»»

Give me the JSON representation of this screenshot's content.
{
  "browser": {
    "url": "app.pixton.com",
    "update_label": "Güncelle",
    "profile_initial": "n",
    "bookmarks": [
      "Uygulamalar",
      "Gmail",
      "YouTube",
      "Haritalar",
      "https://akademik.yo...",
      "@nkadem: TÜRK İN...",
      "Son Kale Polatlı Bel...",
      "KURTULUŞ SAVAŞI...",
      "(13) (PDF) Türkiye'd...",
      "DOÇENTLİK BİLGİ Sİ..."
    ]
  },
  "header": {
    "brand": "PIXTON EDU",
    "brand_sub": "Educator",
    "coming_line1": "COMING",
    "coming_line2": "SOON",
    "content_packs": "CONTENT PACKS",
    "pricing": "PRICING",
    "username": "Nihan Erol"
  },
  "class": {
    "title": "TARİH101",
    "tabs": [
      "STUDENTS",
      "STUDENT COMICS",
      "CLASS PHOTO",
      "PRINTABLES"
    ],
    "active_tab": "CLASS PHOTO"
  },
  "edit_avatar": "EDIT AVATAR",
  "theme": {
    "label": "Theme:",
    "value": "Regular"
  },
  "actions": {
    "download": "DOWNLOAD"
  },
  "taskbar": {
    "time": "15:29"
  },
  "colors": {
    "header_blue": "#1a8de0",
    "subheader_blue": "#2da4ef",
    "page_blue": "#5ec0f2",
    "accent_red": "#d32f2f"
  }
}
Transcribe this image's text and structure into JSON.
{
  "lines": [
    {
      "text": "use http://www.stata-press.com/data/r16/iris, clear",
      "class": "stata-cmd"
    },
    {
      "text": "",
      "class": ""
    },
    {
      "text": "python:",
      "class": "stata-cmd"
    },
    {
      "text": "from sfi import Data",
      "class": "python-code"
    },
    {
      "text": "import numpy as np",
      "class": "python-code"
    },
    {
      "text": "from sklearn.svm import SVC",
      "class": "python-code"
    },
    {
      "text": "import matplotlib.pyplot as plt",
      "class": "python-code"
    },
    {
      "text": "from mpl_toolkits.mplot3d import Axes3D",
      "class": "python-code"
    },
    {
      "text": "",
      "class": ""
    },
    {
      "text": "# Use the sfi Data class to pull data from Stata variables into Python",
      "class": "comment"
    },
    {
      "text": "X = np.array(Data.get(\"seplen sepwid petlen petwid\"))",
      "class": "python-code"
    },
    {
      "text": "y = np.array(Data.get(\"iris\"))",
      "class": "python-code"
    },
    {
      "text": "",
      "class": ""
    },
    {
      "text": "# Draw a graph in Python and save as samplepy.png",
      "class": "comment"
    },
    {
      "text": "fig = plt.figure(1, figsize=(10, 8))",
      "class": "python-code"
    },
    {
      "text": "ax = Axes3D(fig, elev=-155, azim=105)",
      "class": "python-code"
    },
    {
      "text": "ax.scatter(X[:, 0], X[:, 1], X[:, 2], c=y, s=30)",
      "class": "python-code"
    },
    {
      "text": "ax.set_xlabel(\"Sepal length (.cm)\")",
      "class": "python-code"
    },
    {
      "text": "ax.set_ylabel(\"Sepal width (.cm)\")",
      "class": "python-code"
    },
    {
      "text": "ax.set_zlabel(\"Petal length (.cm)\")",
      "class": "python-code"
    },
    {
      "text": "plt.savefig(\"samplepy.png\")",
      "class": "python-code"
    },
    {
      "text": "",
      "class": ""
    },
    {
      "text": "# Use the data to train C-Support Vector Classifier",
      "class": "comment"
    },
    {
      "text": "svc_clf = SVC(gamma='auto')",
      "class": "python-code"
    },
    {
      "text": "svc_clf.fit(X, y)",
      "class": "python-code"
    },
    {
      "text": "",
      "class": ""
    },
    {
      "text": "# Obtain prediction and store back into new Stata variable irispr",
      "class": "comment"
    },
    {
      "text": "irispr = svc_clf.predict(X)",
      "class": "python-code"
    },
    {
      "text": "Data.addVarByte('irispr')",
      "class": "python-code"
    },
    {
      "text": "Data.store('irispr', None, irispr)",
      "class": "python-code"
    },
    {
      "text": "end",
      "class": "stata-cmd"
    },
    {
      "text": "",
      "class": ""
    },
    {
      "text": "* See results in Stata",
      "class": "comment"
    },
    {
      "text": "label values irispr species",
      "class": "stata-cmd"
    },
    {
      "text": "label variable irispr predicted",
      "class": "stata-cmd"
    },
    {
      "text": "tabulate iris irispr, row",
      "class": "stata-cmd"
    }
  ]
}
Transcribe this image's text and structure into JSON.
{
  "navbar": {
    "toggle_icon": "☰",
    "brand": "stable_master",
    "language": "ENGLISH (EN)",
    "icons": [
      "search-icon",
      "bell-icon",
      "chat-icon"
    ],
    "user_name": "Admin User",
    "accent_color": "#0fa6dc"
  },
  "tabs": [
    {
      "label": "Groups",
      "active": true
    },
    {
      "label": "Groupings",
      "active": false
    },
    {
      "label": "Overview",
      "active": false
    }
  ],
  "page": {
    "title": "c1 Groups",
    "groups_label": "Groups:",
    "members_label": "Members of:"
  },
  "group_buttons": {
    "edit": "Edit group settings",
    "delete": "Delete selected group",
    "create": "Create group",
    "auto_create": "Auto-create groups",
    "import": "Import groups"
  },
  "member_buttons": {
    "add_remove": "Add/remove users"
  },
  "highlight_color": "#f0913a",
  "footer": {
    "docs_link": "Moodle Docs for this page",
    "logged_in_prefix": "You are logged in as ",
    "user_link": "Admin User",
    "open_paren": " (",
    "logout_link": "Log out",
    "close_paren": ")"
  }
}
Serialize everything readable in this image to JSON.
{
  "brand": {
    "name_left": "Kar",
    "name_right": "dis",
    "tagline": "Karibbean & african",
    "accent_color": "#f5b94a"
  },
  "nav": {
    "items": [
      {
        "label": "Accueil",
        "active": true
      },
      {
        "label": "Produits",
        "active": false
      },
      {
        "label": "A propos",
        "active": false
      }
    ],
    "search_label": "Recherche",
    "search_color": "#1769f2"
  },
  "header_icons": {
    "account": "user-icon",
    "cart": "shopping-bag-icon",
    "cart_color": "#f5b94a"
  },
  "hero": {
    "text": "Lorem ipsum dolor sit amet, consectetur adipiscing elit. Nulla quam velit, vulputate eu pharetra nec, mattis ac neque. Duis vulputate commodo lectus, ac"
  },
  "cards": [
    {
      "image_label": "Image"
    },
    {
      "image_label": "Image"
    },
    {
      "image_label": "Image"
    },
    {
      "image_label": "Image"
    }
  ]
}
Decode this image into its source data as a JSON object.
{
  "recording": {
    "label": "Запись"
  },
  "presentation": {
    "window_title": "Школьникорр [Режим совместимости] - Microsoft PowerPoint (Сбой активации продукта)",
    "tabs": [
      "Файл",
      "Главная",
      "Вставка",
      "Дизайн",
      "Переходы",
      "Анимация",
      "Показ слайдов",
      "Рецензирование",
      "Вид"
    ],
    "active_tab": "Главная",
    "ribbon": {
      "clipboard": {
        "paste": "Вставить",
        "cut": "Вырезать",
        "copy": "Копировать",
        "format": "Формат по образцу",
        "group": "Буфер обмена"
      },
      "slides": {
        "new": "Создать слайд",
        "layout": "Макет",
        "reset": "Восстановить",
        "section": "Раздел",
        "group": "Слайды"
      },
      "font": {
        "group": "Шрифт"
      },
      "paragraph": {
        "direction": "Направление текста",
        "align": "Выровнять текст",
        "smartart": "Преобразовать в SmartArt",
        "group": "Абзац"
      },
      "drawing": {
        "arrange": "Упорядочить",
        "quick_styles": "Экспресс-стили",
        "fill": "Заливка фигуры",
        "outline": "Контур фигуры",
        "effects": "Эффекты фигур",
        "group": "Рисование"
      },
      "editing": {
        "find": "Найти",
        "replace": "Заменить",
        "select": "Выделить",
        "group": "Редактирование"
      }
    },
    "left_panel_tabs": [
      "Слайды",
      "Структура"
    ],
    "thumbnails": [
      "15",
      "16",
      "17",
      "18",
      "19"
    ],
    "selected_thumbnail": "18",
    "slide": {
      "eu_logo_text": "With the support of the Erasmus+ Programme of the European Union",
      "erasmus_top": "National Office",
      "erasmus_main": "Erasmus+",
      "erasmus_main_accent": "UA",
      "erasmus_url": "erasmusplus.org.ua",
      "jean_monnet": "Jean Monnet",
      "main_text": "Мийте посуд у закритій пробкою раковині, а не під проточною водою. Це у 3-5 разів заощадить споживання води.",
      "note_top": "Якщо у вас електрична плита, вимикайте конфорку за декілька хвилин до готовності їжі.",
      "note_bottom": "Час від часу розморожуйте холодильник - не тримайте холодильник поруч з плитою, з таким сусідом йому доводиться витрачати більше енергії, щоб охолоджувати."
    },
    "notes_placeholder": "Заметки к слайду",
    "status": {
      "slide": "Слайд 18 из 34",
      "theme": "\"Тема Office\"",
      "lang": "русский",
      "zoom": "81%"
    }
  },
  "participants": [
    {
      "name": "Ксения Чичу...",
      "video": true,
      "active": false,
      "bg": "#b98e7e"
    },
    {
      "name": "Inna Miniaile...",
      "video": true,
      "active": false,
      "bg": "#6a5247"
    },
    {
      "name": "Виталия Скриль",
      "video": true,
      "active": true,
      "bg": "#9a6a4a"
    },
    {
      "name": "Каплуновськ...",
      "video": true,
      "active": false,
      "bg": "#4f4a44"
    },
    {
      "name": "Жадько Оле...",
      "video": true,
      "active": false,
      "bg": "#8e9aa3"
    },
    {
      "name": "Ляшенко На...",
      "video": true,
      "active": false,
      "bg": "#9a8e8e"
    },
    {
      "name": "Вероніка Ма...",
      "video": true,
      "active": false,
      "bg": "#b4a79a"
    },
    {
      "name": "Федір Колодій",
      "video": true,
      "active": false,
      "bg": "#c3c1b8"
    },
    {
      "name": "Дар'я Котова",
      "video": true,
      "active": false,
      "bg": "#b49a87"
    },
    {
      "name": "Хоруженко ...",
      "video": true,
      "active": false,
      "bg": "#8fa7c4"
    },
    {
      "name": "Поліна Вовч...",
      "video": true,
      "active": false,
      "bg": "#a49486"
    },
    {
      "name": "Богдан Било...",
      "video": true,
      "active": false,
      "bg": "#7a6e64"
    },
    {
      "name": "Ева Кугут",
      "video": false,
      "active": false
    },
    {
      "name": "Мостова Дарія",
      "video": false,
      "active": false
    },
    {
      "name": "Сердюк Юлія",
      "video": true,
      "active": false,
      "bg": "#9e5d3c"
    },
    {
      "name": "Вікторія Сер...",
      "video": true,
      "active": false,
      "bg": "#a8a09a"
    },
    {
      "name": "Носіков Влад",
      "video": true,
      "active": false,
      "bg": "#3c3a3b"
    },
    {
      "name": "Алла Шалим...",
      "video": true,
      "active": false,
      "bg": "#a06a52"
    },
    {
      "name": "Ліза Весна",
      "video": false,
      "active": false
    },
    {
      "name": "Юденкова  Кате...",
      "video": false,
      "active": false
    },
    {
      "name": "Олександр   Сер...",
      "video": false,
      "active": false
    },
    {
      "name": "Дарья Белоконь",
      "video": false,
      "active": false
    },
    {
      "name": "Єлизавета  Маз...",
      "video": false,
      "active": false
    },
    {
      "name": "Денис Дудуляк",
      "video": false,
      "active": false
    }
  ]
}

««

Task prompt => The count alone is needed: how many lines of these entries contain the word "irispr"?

Task solution => 7